Thanksgiving. Time to dine with that angry relative. You know who. They’ll insult people you identify with and support their prejudice with “fact.” Your relative hates XXX people. You have to face them this Thanksgiving. You are dreading it.

First. Everyone is feeling a similar tension.

Stress: Are you feeling anxious? Are you feeling unsure about whether things you read are true? Join the club! When people are anxious or angry, their stress hormones are in an uproar. It’s not just you, it’s anyone who feels out of control. The relative is anxious, too.

Safety: To make ourselves feel better, we identify with a group, a leader, and a set of principles. This creates a marked decrease in empathy for people not in your group. The relative does it; we do it, too. We just have a different group that we dismiss. Progressives in Appalachia get sick of hearing that they don’t exist. Red-neck jokes and dismissing the white working class is not the way to go. Insulting Fox News won’t get you where you need to go.

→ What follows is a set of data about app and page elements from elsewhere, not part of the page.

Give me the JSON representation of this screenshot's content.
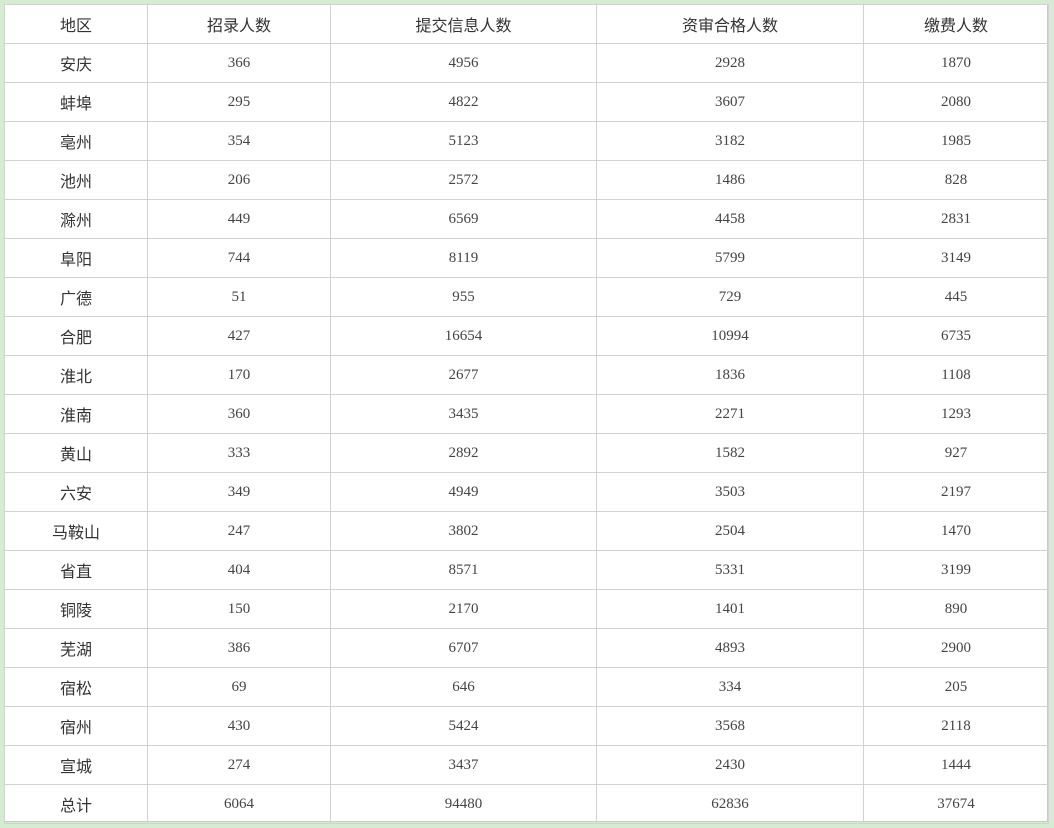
{
  "table": {
    "headers": [
      "地区",
      "招录人数",
      "提交信息人数",
      "资审合格人数",
      "缴费人数"
    ],
    "rows": [
      [
        "安庆",
        "366",
        "4956",
        "2928",
        "1870"
      ],
      [
        "蚌埠",
        "295",
        "4822",
        "3607",
        "2080"
      ],
      [
        "亳州",
        "354",
        "5123",
        "3182",
        "1985"
      ],
      [
        "池州",
        "206",
        "2572",
        "1486",
        "828"
      ],
      [
        "滁州",
        "449",
        "6569",
        "4458",
        "2831"
      ],
      [
        "阜阳",
        "744",
        "8119",
        "5799",
        "3149"
      ],
      [
        "广德",
        "51",
        "955",
        "729",
        "445"
      ],
      [
        "合肥",
        "427",
        "16654",
        "10994",
        "6735"
      ],
      [
        "淮北",
        "170",
        "2677",
        "1836",
        "1108"
      ],
      [
        "淮南",
        "360",
        "3435",
        "2271",
        "1293"
      ],
      [
        "黄山",
        "333",
        "2892",
        "1582",
        "927"
      ],
      [
        "六安",
        "349",
        "4949",
        "3503",
        "2197"
      ],
      [
        "马鞍山",
        "247",
        "3802",
        "2504",
        "1470"
      ],
      [
        "省直",
        "404",
        "8571",
        "5331",
        "3199"
      ],
      [
        "铜陵",
        "150",
        "2170",
        "1401",
        "890"
      ],
      [
        "芜湖",
        "386",
        "6707",
        "4893",
        "2900"
      ],
      [
        "宿松",
        "69",
        "646",
        "334",
        "205"
      ],
      [
        "宿州",
        "430",
        "5424",
        "3568",
        "2118"
      ],
      [
        "宣城",
        "274",
        "3437",
        "2430",
        "1444"
      ],
      [
        "总计",
        "6064",
        "94480",
        "62836",
        "37674"
      ]
    ]
  }
}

Defense of safe haven: When you dismiss their principles, you dismiss them. So don’t. When you dismiss a group of people, any people, you shut down empathy in yourself, too. Then people feel that dismissal and get more angry.

What to do instead

I believe that change happens between people who have some affinity. There are many people who share some of your core values, but not other values. That is the place where change can happen. Show them, by example, how your life and values make sense. People who make relationships outside of their own bubble, even a little beyond it, are part of the solution.

Find points of agreement:

  • We all want to be safe.
  • We all want to be prosperous.
  • We all want to be respected.

You can then say that you have a different idea about how to get to safety, prosperity. and respect for everyone we care about.

That’s why I teach verbal self-defense and how to stand your ground about your own values with people you know. When you stand up for your values at work, with friends and with family, anyone who hears you could be changed. You won’t know how your story impresses someone else. You can be the person who changes others by showing up and being a model of a person who makes sense.

What not to do

If you want to be a good ally to the people that your family disrespects, there’s one more thing you should do. Actually not do:

Do not talk about your dreaded Thanksgiving conversations to the people in the targeted group.

  • They do not need to know that your relatives are among the people who hate them.
  • There is probably nothing in your hateful Thanksgiving conversation that your ally has not heard before.
  • It is not their job to pat you on the back for being an ally. It is just your job to be an ally.
  • If you want to discuss tactics, talk to people in your own identity group first, before you ask someone in the targeted group.





Leave a Reply